By Alex Baker - Principal Industrial Designer

“Nothing is more dangerous than an idea, when you have only one idea.”
Émile Chartier. Propos sur le Religion no. 74 (1938)

We humans are tool builders. We’ve excelled, generation after generation, by looping through a surprisingly simple and primate process. A process which is all around us, and yet often goes completely unnoticed and desperately under appreciated. A process, without which, we’d still be stuck in the dark ages foraging for meals and trying not to die of something nasty.

Three cheers, therefore, for Innovation. Arguably human nature’s finest achievement. The painstaking process of identifying the world’s most pressing problems and fulfilling them with better solutions to make life quicker, cheaper, easier, cleaner, healthier etc. etc. There’s really no magic to it, “see a need, fill a need” as the saying goes.

So if innovation is all around us, and so important to our success as a living breathing species, how come it’s so damn hard? After all, not everyone wakes up an inventor every morning. How come it’s difficult to see the problems around us, even when they’re smacking us in the face.

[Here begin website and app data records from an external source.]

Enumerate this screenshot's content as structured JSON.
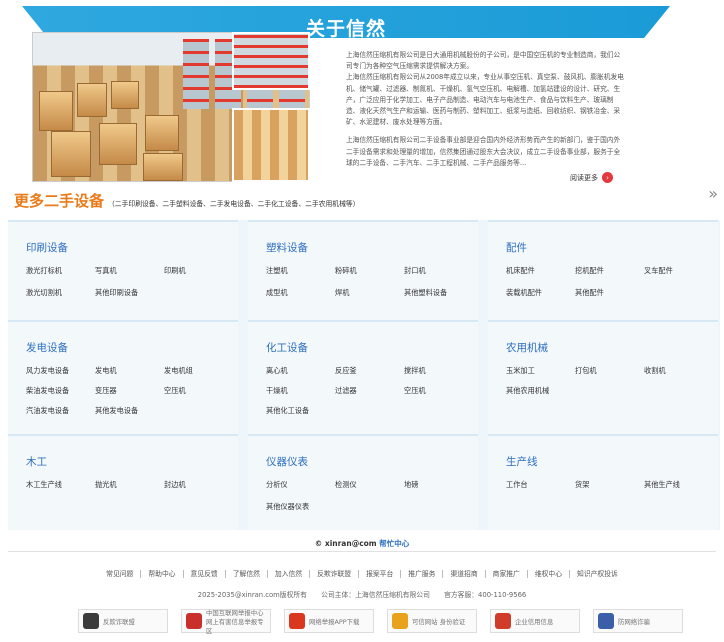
{
  "about": {
    "title": "关于信然",
    "para1": "上海信然压缩机有限公司是日大通用机械股份的子公司，是中国空压机的专业制造商，我们公司专门为各种空气压缩需求提供解决方案。",
    "para2": "上海信然压缩机有限公司从2008年成立以来，专业从事空压机、真空泵、鼓风机、膨胀机发电机、储气罐、过滤器、制氮机、干燥机、氢气空压机、电解槽、加氢站建设的设计、研究、生产，广泛应用于化学加工、电子产品制造、电动汽车与电池生产、食品与饮料生产、玻璃制造、液化天然气生产和运输、医药与制药、塑料加工、纸浆与造纸、回收纺织、钢铁冶金、采矿、水泥建材、废水处理等方面。",
    "para3": "上海信然压缩机有限公司二手设备事业部是迎合国内外经济形势而产生的新部门，鉴于国内外二手设备需求和处理量的增加，信然集团通过股东大会决议，成立二手设备事业部，服务于全球的二手设备、二手汽车、二手工程机械、二手产品服务等...",
    "readmore": "阅读更多"
  },
  "more": {
    "title": "更多二手设备",
    "subtitle": "（二手印刷设备、二手塑料设备、二手发电设备、二手化工设备、二手农用机械等）",
    "arrow": "»"
  },
  "categories": [
    {
      "title": "印刷设备",
      "items": [
        "激光打标机",
        "写真机",
        "印刷机",
        "激光切割机",
        "其他印刷设备"
      ]
    },
    {
      "title": "塑料设备",
      "items": [
        "注塑机",
        "粉碎机",
        "封口机",
        "成型机",
        "焊机",
        "其他塑料设备"
      ]
    },
    {
      "title": "配件",
      "items": [
        "机床配件",
        "挖机配件",
        "叉车配件",
        "装载机配件",
        "其他配件"
      ]
    },
    {
      "title": "发电设备",
      "items": [
        "风力发电设备",
        "发电机",
        "发电机组",
        "柴油发电设备",
        "变压器",
        "空压机",
        "汽油发电设备",
        "其他发电设备"
      ]
    },
    {
      "title": "化工设备",
      "items": [
        "离心机",
        "反应釜",
        "搅拌机",
        "干燥机",
        "过滤器",
        "空压机",
        "其他化工设备"
      ]
    },
    {
      "title": "农用机械",
      "items": [
        "玉米加工",
        "打包机",
        "收割机",
        "其他农用机械"
      ]
    },
    {
      "title": "木工",
      "items": [
        "木工生产线",
        "抛光机",
        "封边机"
      ]
    },
    {
      "title": "仪器仪表",
      "items": [
        "分析仪",
        "检测仪",
        "地磅",
        "其他仪器仪表"
      ]
    },
    {
      "title": "生产线",
      "items": [
        "工作台",
        "货架",
        "其他生产线"
      ]
    }
  ],
  "footer": {
    "copyright": "© xinran@com",
    "help": "帮忙中心",
    "links": [
      "常见问题",
      "帮助中心",
      "意见反馈",
      "了解信然",
      "加入信然",
      "反欺诈联盟",
      "报案平台",
      "推广服务",
      "渠道招商",
      "商家推广",
      "维权中心",
      "知识产权投诉"
    ],
    "icp": [
      "2025-2035@xinran.com版权所有",
      "公司主体：上海信然压缩机有限公司",
      "官方客服：400-110-9566"
    ],
    "badges": [
      {
        "label": "反欺诈联盟",
        "color": "#3b3b3b"
      },
      {
        "label": "中国互联网举报中心 网上有害信息举报专区",
        "color": "#c9302c"
      },
      {
        "label": "网络举报APP下载",
        "color": "#d9381e"
      },
      {
        "label": "可信网站 身份验证",
        "color": "#e8a21c"
      },
      {
        "label": "企业信用信息",
        "color": "#d13b2a"
      },
      {
        "label": "防网络诈骗",
        "color": "#3a5ea8"
      }
    ]
  }
}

Tune into problems

If you’ve ever had writer’s block while starring at a blank page you’ll know exactly how painful it is to come up with anything new. Be creative! Give me the Solution, now! That’s a great theory, but it’s just not how ideas happen I’m afraid, at least not good ideas anyway.

The best ideas happen in response to saying, ‘hang on, the status quo isn’t good enough’. It’s just too slow doing this by hand. It’s just too dangerous to go in there. It’s just too expensive or too cheap.

Charles Babbage, for example, invented the first ‘computer’ because human computers (an actual job title) were so slow and prone to error they were causing accidents . Steam power and engines came about because, at some point, some one decided that just one horse’s power wasn’t enough.

“If you understand the problem then solution will be easy.”

In my experience the best ideas come when you understand the problem, they are the answer to someone saying ‘there must be a better way’. And, actually, when it comes down to it, there’s not a single thing that couldn’t be done in a better way, a cheaper, lighter or faster way.

But, you see, the thing is, if you don’t believe in the cause and you’re not prepared to immerse yourself in it, then it’s unlikely that you’ll find anything more than a superficial solution to a superficial problem. A new shaped widget, this season’s new variant of black, a slightly difference ratio of ‘i’ to ‘phone’. All very good, perhaps even profitable, but it’s not the stuff that drives mankind forwards.

I’m not saying that if you want to solve homelessness you need to sell your house, but if that problem makes you think ‘this situation isn’t good enough’ then you can’t solve it at a distance, we should be prepared to get out on the street and research.

One tell-tale sign that you’re at a distance from the problem is when phrases like ‘consumer experience’ start coming up. My response would be, get your hands dirty. One of the best ways to tune into problems is simply to record yourself doing a task. Be curious and meticulous. Henry Ford historically did this through Time and Motion studies, gradually eliminating waste until a car could be manufactured in minutes not days.

Adapt, prototype and evolve

So, assuming you can clearly and succinctly articulate a well rounded problem. How do you come up with a mind-blowing new idea?

From a scientific standpoint, new ideas come about when new neurological pathways join up. What if I combine this widget with that gadget to do X? What if i turn it upside down? What if was 10 times smaller, or larger? Engineers, being engineers, even developed a set method for doing this called TRIZ

In fact, a mind-boggling number of inventions beg steal and borrow from anything and everything around like this. Punch cards in early computers, for example, were taken from knitting machines. Mechanical knitting machines borrowed from other machines, and so forth.

What is concept generation?

In new product development, the main idea behind concept generation is to look at the problem in multiple ways and from multiple viewports to create a range of solutions. If you have one idea, it’s certainly not the best idea out there. Go deeper. How could you build on that from a manufacturing viewpoint or from a retail viewpoint? Could it be simpler? It’s important to evaluate concepts critically, there’s no reason to continue with a bad idea, but it’s important not to give up on an idea too early. The best way to do this is always to strive to build on ideas, rather than discard or dismiss.

Which brings me onto one critical piece of advice. Good ideas rarely happen under stress and pressure and they certainly don’t happen in threatening environments. That’s probably why so many of those one hour brain storming meetings are a complete waste of time. Far better to go to the pub.


We humans are creative, brilliant and endlessly curious and as a species we’re pretty good at adapting and evolving, making do and mending. If you can’t fully and succinctly articulate the problem then the starting point is clear. Research by tuning into the problems around. Grab a camera and record yourself doing something. There’s plenty of people out there who can help you with that.

But don’t expect to solve the problem in an hour. History is littered with superficial solutions to problems that seemed good at a distance but ultimately became landfill.

Then again, history is also marked by moments of brilliance when people did the right thing even though it was really difficult.